Mr. Walker hoped Ford’s clout in the charitable world would lead other foundations to take similar actions. In March, he began reaching out to the leaders of large foundations to enlist their support. “My message was that it’s not defensible to pay out only 5 percent,” Mr. Walker said.
When he called Mr. Palfrey of the MacArthur Foundation in Chicago, the foundation was already looking to tap the bond market for money that could be used to increase donations. But Mr. Palfrey described Ford’s plan as “wind in our sails.”
The Doris Duke Charitable Foundation, named after the tobacco and energy heiress, is the smallest of the five organizations taking part in the plan. It has an endowment of just under $2 billion and usually distributes about $110 million a year. This summer, the foundation plans to issue $100 million worth of 30-year bonds, and it will distribute those funds by 2022, said the foundation’s president, Ed Henry.
“The downside of that is, of course, that it creates an obligation for the foundation for the next 30 years,” Mr. Henry said. “Basically, we’re taking out a mortgage.”
The Andrew W. Mellon Foundation will increase its giving this year to $500 million from $300 million, or about 8 percent of its total assets, said Elizabeth Alexander, the foundation’s president.
The W.K. Kellogg Foundation, which usually distributes about $300 million a year, is pledging to increase grants by a total of up to $300 million over the next two years.

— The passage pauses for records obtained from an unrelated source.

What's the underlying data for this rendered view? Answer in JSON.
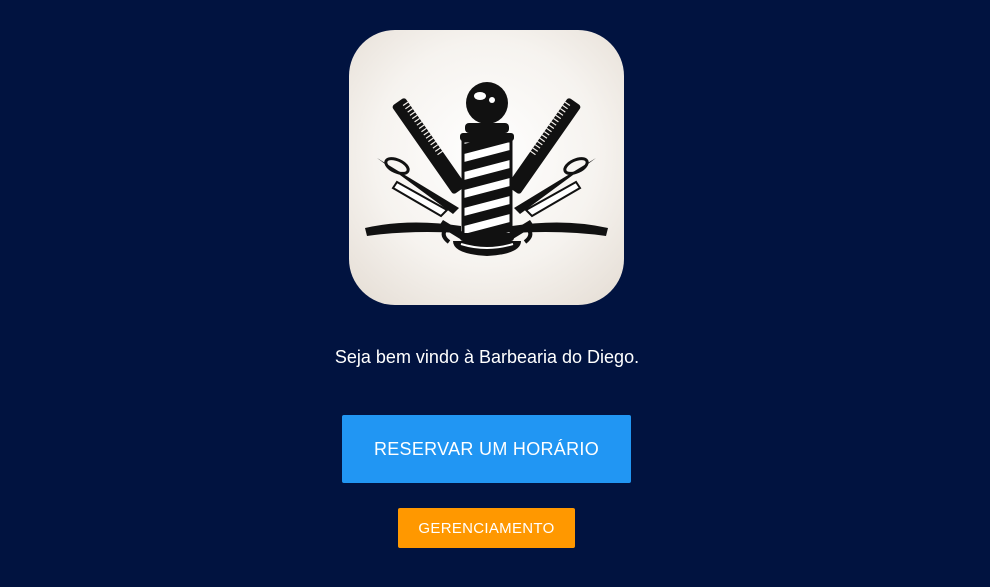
{
  "logo": {
    "icon": "barber-pole-icon"
  },
  "welcome": {
    "text": "Seja bem vindo à Barbearia do Diego."
  },
  "buttons": {
    "reserve_label": "RESERVAR UM HORÁRIO",
    "manage_label": "GERENCIAMENTO"
  },
  "colors": {
    "background": "#011340",
    "reserve_button": "#2196f3",
    "manage_button": "#ff9800",
    "text": "#ffffff"
  }
}
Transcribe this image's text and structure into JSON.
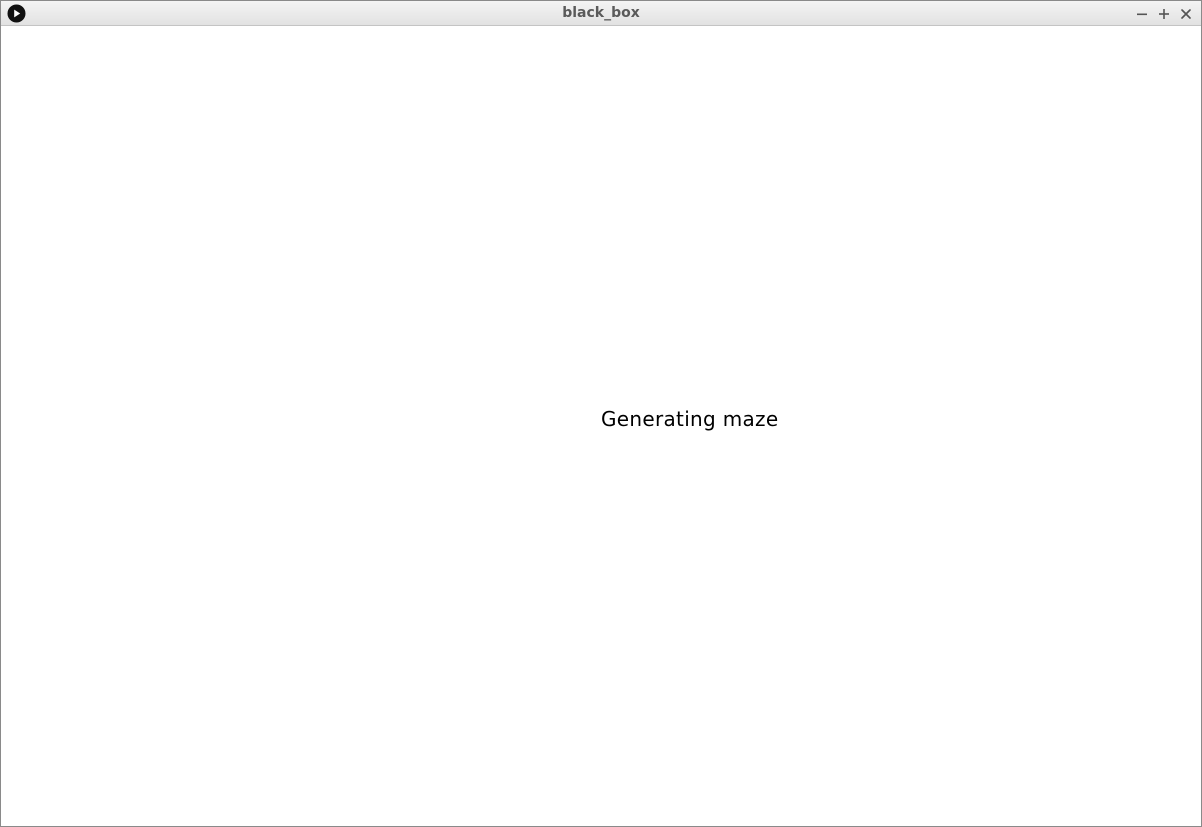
{
  "window": {
    "title": "black_box",
    "icons": {
      "app": "play-icon",
      "minimize": "minimize-icon",
      "maximize": "maximize-icon",
      "close": "close-icon"
    }
  },
  "content": {
    "status": "Generating maze"
  },
  "colors": {
    "background": "#ffffff",
    "titlebar": "#e8e8e8",
    "title_text": "#5a5a5a",
    "status_text": "#000000"
  }
}
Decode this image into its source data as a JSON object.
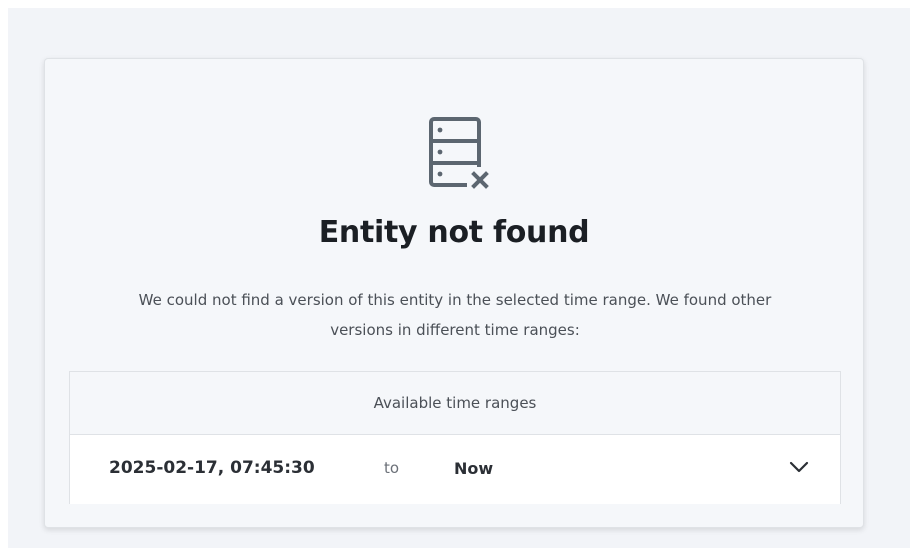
{
  "empty_state": {
    "icon": "server-not-found-icon",
    "title": "Entity not found",
    "description": "We could not find a version of this entity in the selected time range. We found other versions in different time ranges:"
  },
  "time_ranges": {
    "header": "Available time ranges",
    "items": [
      {
        "start": "2025-02-17, 07:45:30",
        "separator": "to",
        "end": "Now"
      }
    ],
    "expand_icon": "chevron-down-icon"
  },
  "colors": {
    "icon": "#5c6670",
    "title": "#1b1f24",
    "text": "#4b5057",
    "border": "#dfe2e6",
    "card_bg": "#f5f7fa"
  }
}
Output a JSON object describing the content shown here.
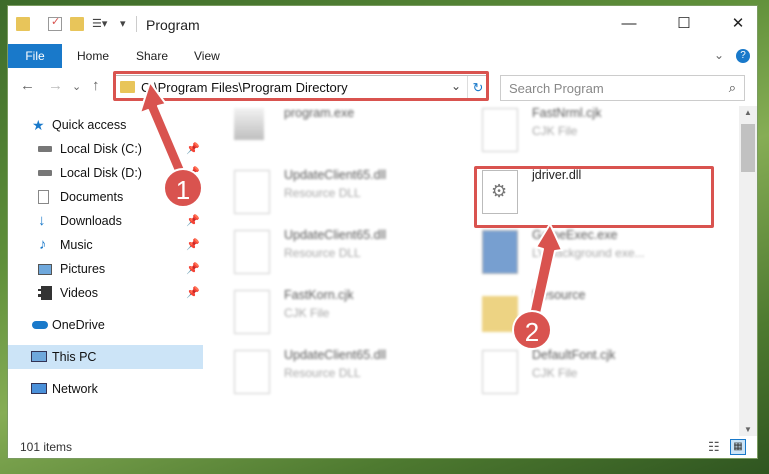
{
  "window": {
    "title": "Program"
  },
  "ribbon": {
    "tabs": [
      "File",
      "Home",
      "Share",
      "View"
    ]
  },
  "address": {
    "path": "C:\\Program Files\\Program Directory"
  },
  "search": {
    "placeholder": "Search Program"
  },
  "sidebar": {
    "items": [
      {
        "label": "Quick access"
      },
      {
        "label": "Local Disk (C:)"
      },
      {
        "label": "Local Disk (D:)"
      },
      {
        "label": "Documents"
      },
      {
        "label": "Downloads"
      },
      {
        "label": "Music"
      },
      {
        "label": "Pictures"
      },
      {
        "label": "Videos"
      },
      {
        "label": "OneDrive"
      },
      {
        "label": "This PC"
      },
      {
        "label": "Network"
      }
    ]
  },
  "files": [
    {
      "name": "program.exe",
      "type": ""
    },
    {
      "name": "FastNrml.cjk",
      "type": "CJK File"
    },
    {
      "name": "UpdateClient65.dll",
      "type": "Resource DLL"
    },
    {
      "name": "jdriver.dll",
      "type": ""
    },
    {
      "name": "UpdateClient65.dll",
      "type": "Resource DLL"
    },
    {
      "name": "GameExec.exe",
      "type": "LV background exe..."
    },
    {
      "name": "FastKorn.cjk",
      "type": "CJK File"
    },
    {
      "name": "Resource",
      "type": ""
    },
    {
      "name": "UpdateClient65.dll",
      "type": "Resource DLL"
    },
    {
      "name": "DefaultFont.cjk",
      "type": "CJK File"
    }
  ],
  "status": {
    "count": "101 items"
  },
  "callouts": {
    "one": "1",
    "two": "2"
  },
  "colors": {
    "accent": "#1979ca",
    "highlight": "#d9534f",
    "selected": "#cce4f7"
  }
}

“We have to increase our payout and we have to go big,” said La June Montgomery Tabron, the Kellogg president and chief executive. “Let’s come together and set an example for how, no matter where your portfolio is in this moment, you can still increase your payout.”